They may plan to spread fear and hate around the world (or just kill everyone, it’s so chaotic their exact manifesto isn’t exactly clear), but at this point the episode has long since lost where ever the hell it was going.  They are easily defeated when The Doctor reactivates the prison by… I don’t know, smacking it with fire and everything goes flying back into the portal and the head creature screams hilariously like it’s some goofy ’80s horror movie.  I watched it twice and still couldn’t tell what set it off since it was so unclear.

Once again, The Doctor is upset with someone for killing and while it’s very easy to chalk up that to continued anger over you know trying to have her killed, for once King James was attacking something that deserved it and which The Doctor was essentially doing herself.  He may have called her a witch as he killed her and was probably no longer a thread, but there’s no way for him to know that, and as even The Doctor quotes “any sufficiently advanced technology is indistinguishable from magic” (Clarke’s Law).  I’m getting really tired of this recurring pattern too.  It’s been a case of diminishing returns and like the last time an ex-cast member of The Good Wife was involved, it’s even a debatable position whether they did something all that cruel.

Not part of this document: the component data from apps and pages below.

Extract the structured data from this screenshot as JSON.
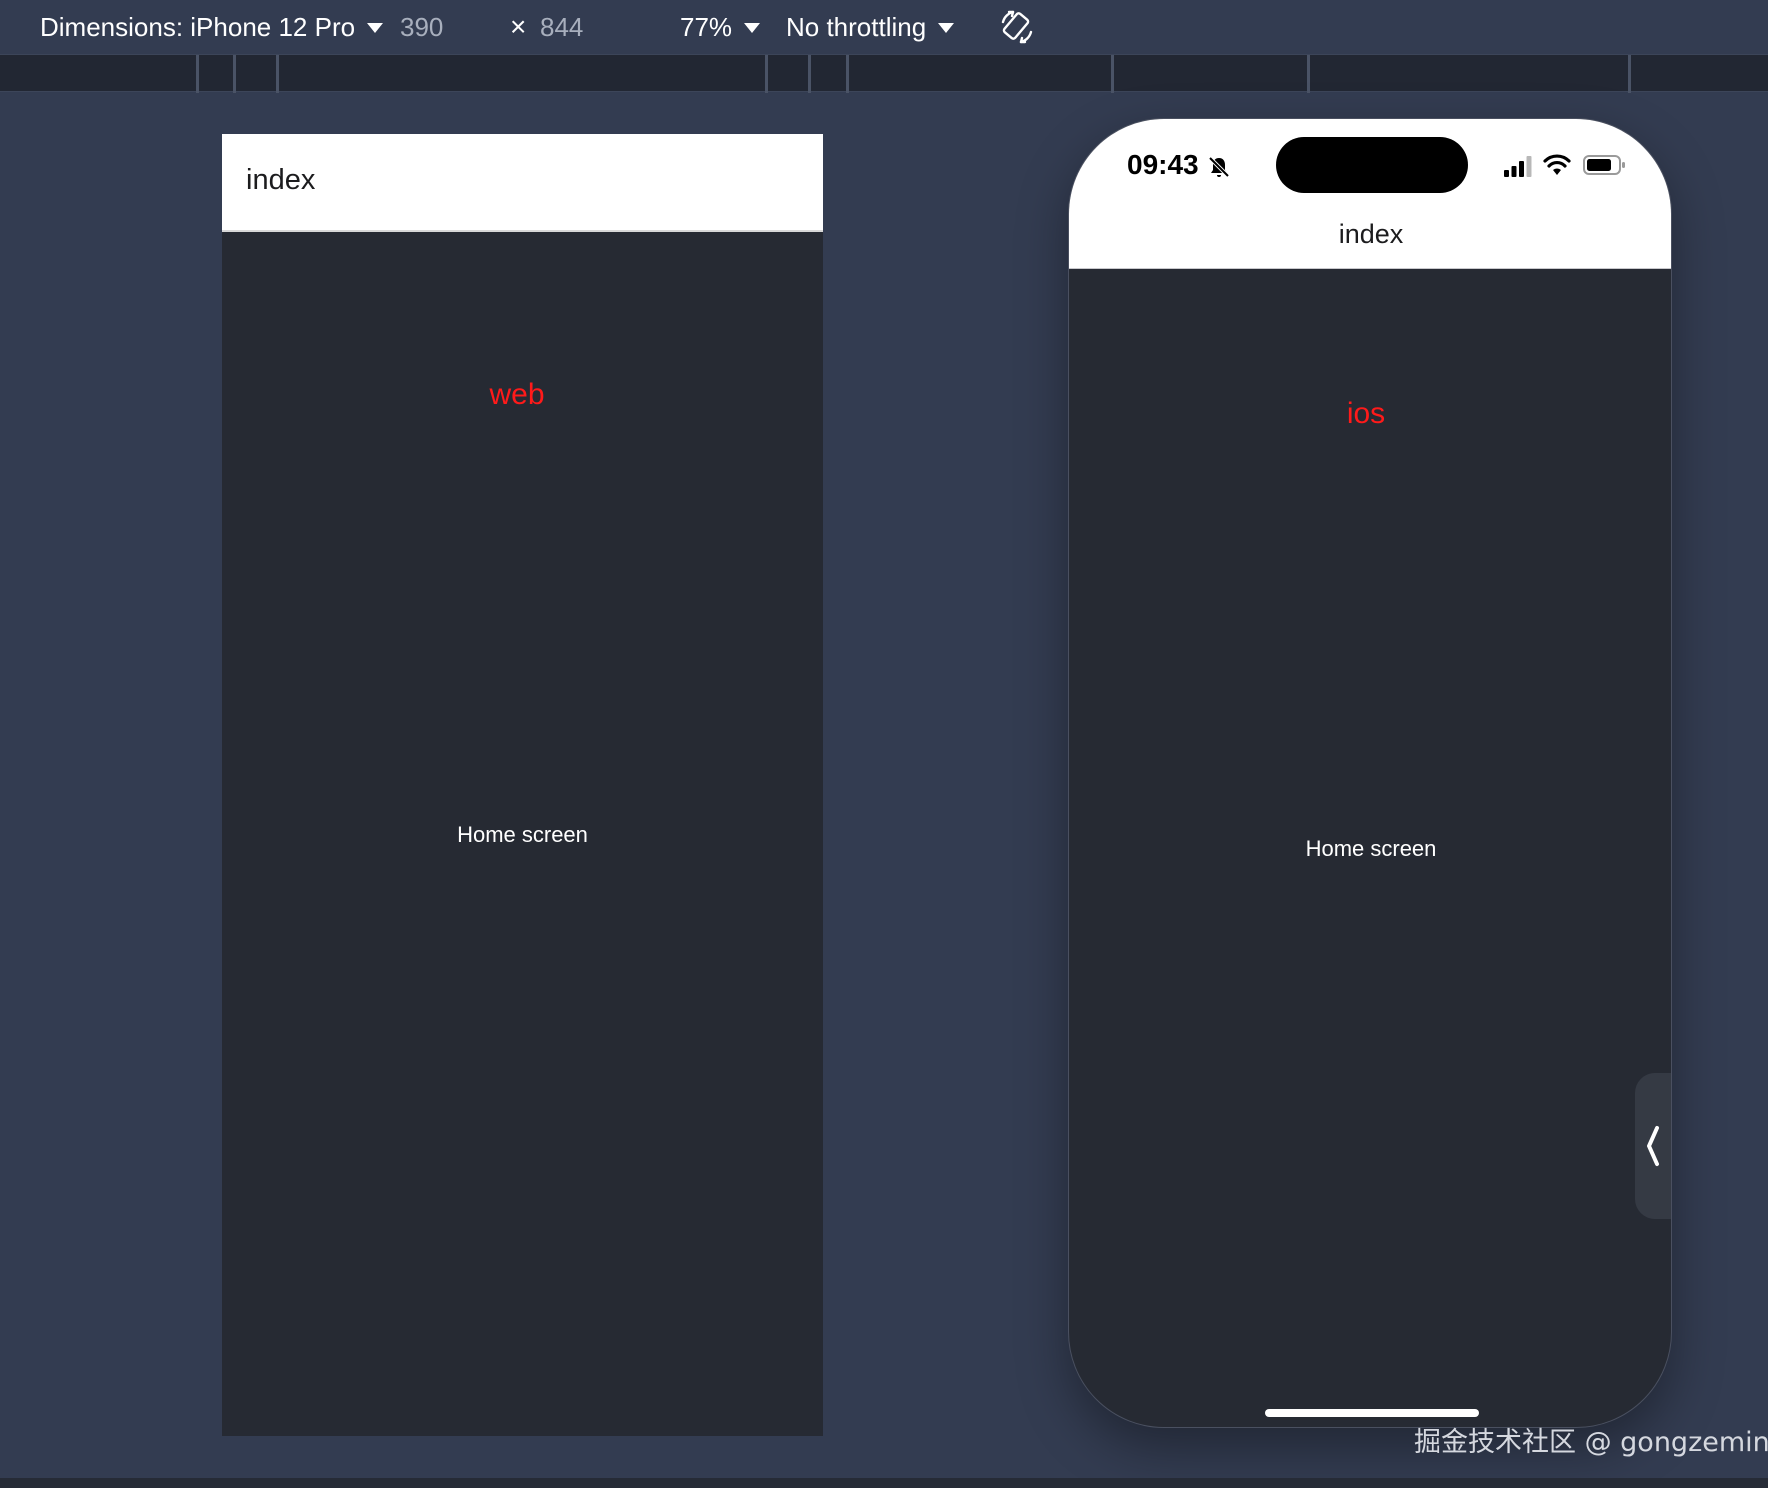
{
  "toolbar": {
    "dimensions_label": "Dimensions: iPhone 12 Pro",
    "width_value": "390",
    "times_symbol": "×",
    "height_value": "844",
    "zoom_label": "77%",
    "throttling_label": "No throttling",
    "rotate_icon": "rotate-device-icon"
  },
  "web_preview": {
    "header_title": "index",
    "platform_text": "web",
    "body_text": "Home screen"
  },
  "ios_preview": {
    "status_time": "09:43",
    "nav_title": "index",
    "platform_text": "ios",
    "body_text": "Home screen",
    "icons": [
      "bell-slash-icon",
      "cellular-signal-icon",
      "wifi-icon",
      "battery-icon",
      "chevron-left-icon"
    ]
  },
  "colors": {
    "page_bg": "#333c51",
    "preview_bg": "#262a33",
    "platform_text": "#ff1a1a",
    "header_bg": "#ffffff"
  },
  "watermark": "掘金技术社区 @ gongzemin"
}
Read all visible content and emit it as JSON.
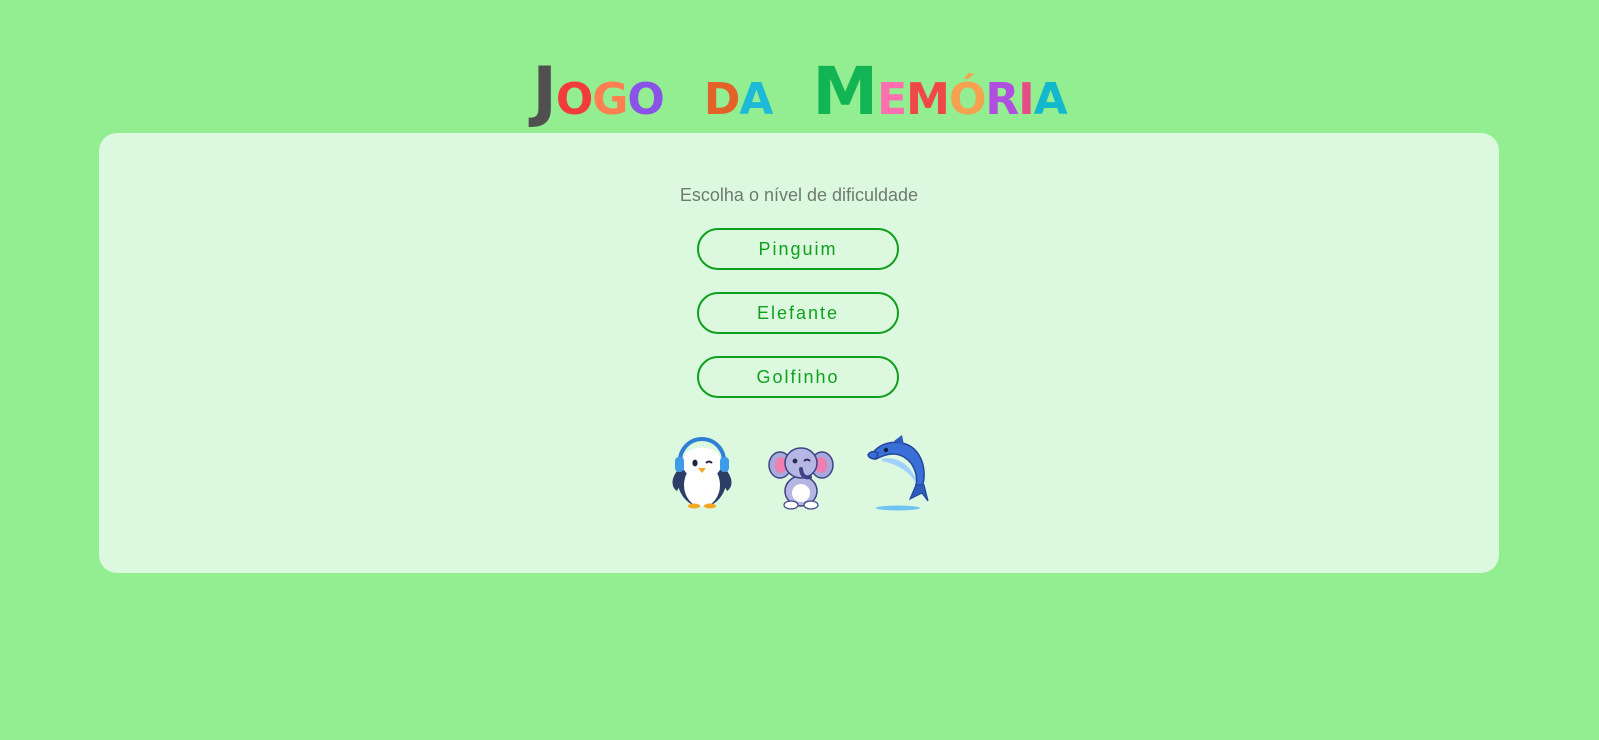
{
  "title": {
    "words": [
      {
        "letters": [
          {
            "ch": "J",
            "color": "#505050",
            "size": "big"
          },
          {
            "ch": "O",
            "color": "#f23b3b",
            "size": "sm"
          },
          {
            "ch": "G",
            "color": "#ff7f50",
            "size": "sm"
          },
          {
            "ch": "O",
            "color": "#8a52e6",
            "size": "sm"
          }
        ]
      },
      {
        "letters": [
          {
            "ch": "D",
            "color": "#e2622a",
            "size": "sm"
          },
          {
            "ch": "A",
            "color": "#1cbad6",
            "size": "sm"
          }
        ]
      },
      {
        "letters": [
          {
            "ch": "M",
            "color": "#12b454",
            "size": "big"
          },
          {
            "ch": "E",
            "color": "#ff6fb0",
            "size": "sm"
          },
          {
            "ch": "M",
            "color": "#f04848",
            "size": "sm"
          },
          {
            "ch": "Ó",
            "color": "#f5a14f",
            "size": "sm"
          },
          {
            "ch": "R",
            "color": "#b04ee0",
            "size": "sm"
          },
          {
            "ch": "I",
            "color": "#e84c88",
            "size": "sm"
          },
          {
            "ch": "A",
            "color": "#14b8cc",
            "size": "sm"
          }
        ]
      }
    ]
  },
  "panel": {
    "prompt": "Escolha o nível de dificuldade",
    "levels": [
      {
        "label": "Pinguim"
      },
      {
        "label": "Elefante"
      },
      {
        "label": "Golfinho"
      }
    ],
    "animals": [
      {
        "name": "penguin",
        "icon": "penguin-icon"
      },
      {
        "name": "elephant",
        "icon": "elephant-icon"
      },
      {
        "name": "dolphin",
        "icon": "dolphin-icon"
      }
    ]
  },
  "colors": {
    "background": "#93ee91",
    "panel": "#dcf9df",
    "accent": "#10a01e",
    "prompt_text": "#6f7a70"
  }
}
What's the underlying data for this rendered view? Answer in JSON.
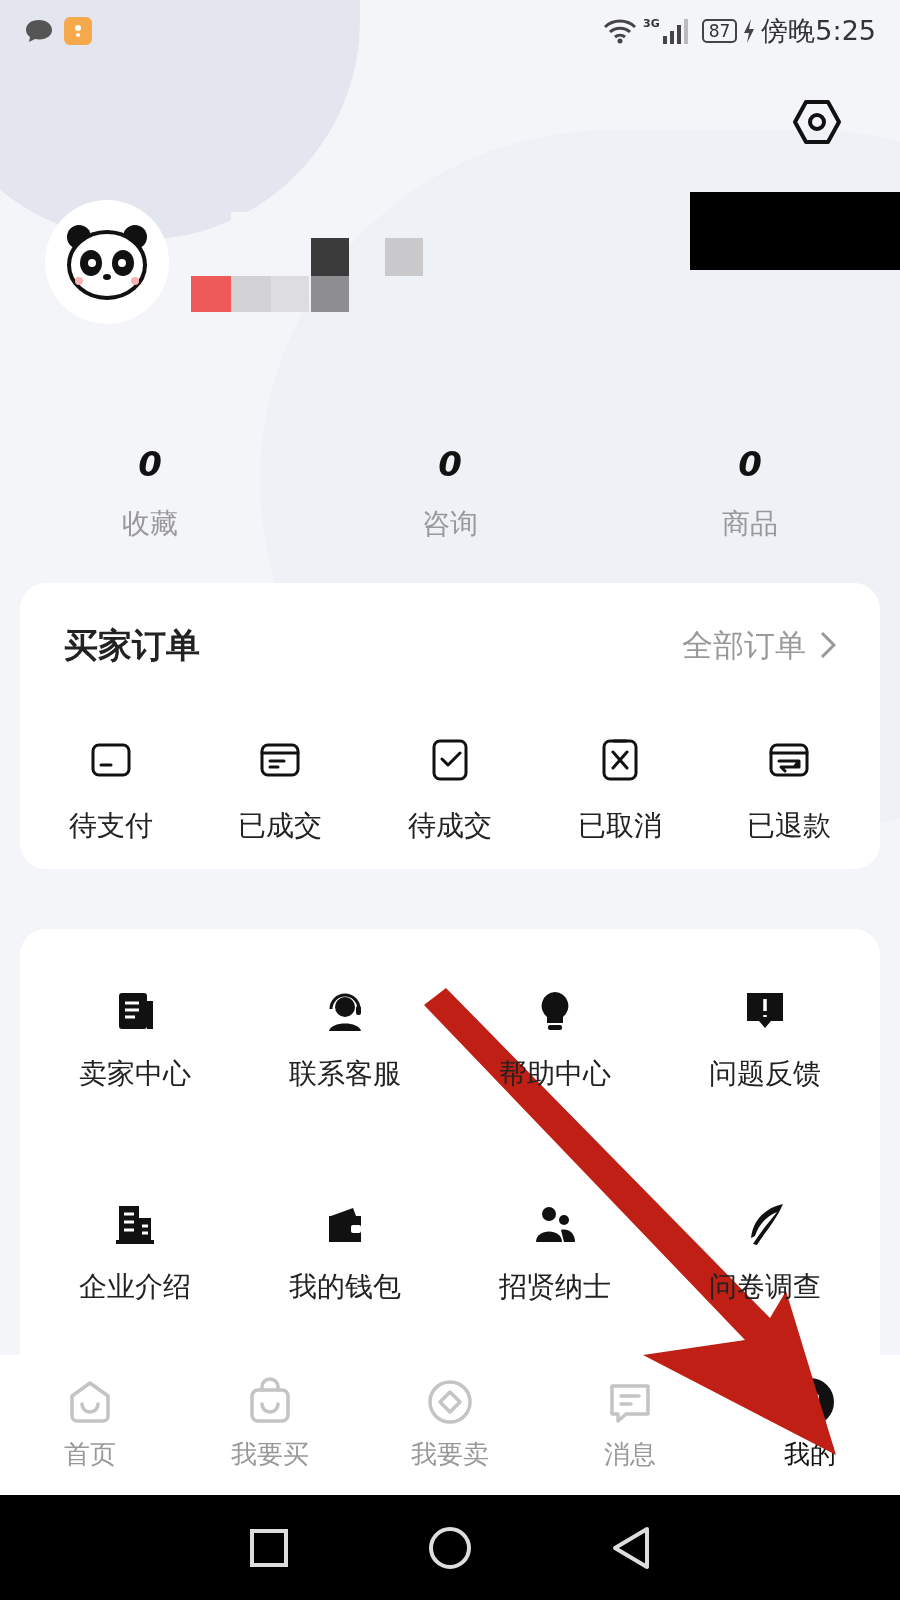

It’s yet another ridiculous ending that betrays all that came before, but I can’t even say it was shaping up to call it all that great even beforehand.  Cumming was an entertaining presence and there are some decent morsels in the story, but that’s about all.  Chibnall’s reign hasn’t been great at integrating the historical and sci-fi elements even as the historical elements have succeeded and finally that flaw has come home to roost.  The historical side underwhelms in its telling, which is especially galling as this is exactly the episode that the series set up with Whittaker’s casting while the sci-fi side is incoherent garbage.

Grade: C-

Stray Observations

– No, I obviously did not watch this episode when it “leaked” on Amazon.  That would have been much more convenient to have this done.  Probably could have tracked down the inevitable bootlegs of it, but I couldn’t be arsed.
– This is apparently the second time The Doctor has been accused of witchcraft as Ten was in “The Christmas Invasion” after regrowing his hand.
– Also, the second time for aliens possessing dead bodies after “The Unquiet Dead”
– This Week in Cliffhangers: King James promises to erase all mentions of Bilehurst from existence and offers to make Ryan his personal bodyguard.  He declines the request.

Next Up:  Doctor Who Classic will hopefully return on 11/26 with “The Seeds of Death” (I’ve been busy and been unable to finish it, so we’ll see if it goes up tomorrow) while we will continue with the Thirteenth Doctor‘s era next Sunday with “It Takes You Away”.